── EXCERPTED DATA ──

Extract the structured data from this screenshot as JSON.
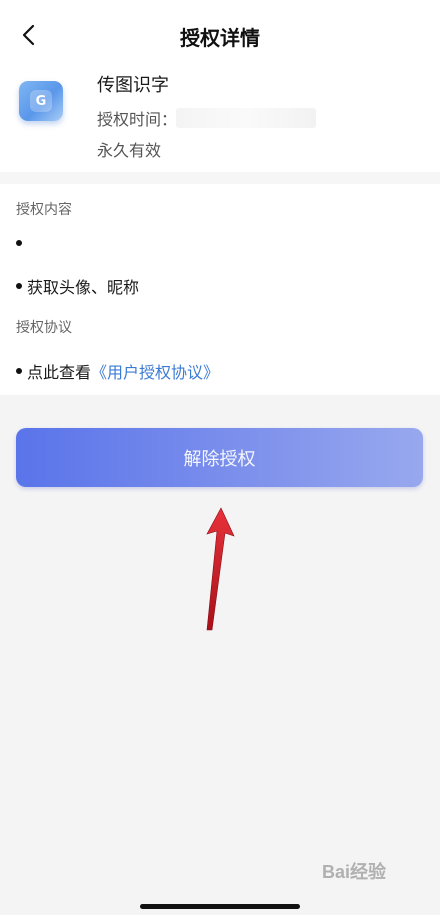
{
  "nav": {
    "title": "授权详情",
    "back_icon": "chevron-left-icon"
  },
  "app": {
    "name": "传图识字",
    "auth_time_label": "授权时间：",
    "validity": "永久有效",
    "icon_letter": "G"
  },
  "content": {
    "section1_title": "授权内容",
    "section1_items": [
      "",
      "获取头像、昵称"
    ],
    "section2_title": "授权协议",
    "agreement_prefix": "点此查看",
    "agreement_link": "《用户授权协议》"
  },
  "action": {
    "revoke_label": "解除授权"
  },
  "watermark": "Bai经验",
  "colors": {
    "link": "#3c7bd4",
    "button_start": "#5a74ea",
    "button_end": "#98a8ee",
    "arrow": "#d0202a"
  }
}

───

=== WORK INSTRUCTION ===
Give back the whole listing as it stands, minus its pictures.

=== SOLUTION ===
Extract the structured data from this screenshot as JSON.
{
  "nav": {
    "title": "授权详情",
    "back_icon": "chevron-left-icon"
  },
  "app": {
    "name": "传图识字",
    "auth_time_label": "授权时间：",
    "validity": "永久有效",
    "icon_letter": "G"
  },
  "content": {
    "section1_title": "授权内容",
    "section1_items": [
      "",
      "获取头像、昵称"
    ],
    "section2_title": "授权协议",
    "agreement_prefix": "点此查看",
    "agreement_link": "《用户授权协议》"
  },
  "action": {
    "revoke_label": "解除授权"
  },
  "watermark": "Bai经验",
  "colors": {
    "link": "#3c7bd4",
    "button_start": "#5a74ea",
    "button_end": "#98a8ee",
    "arrow": "#d0202a"
  }
}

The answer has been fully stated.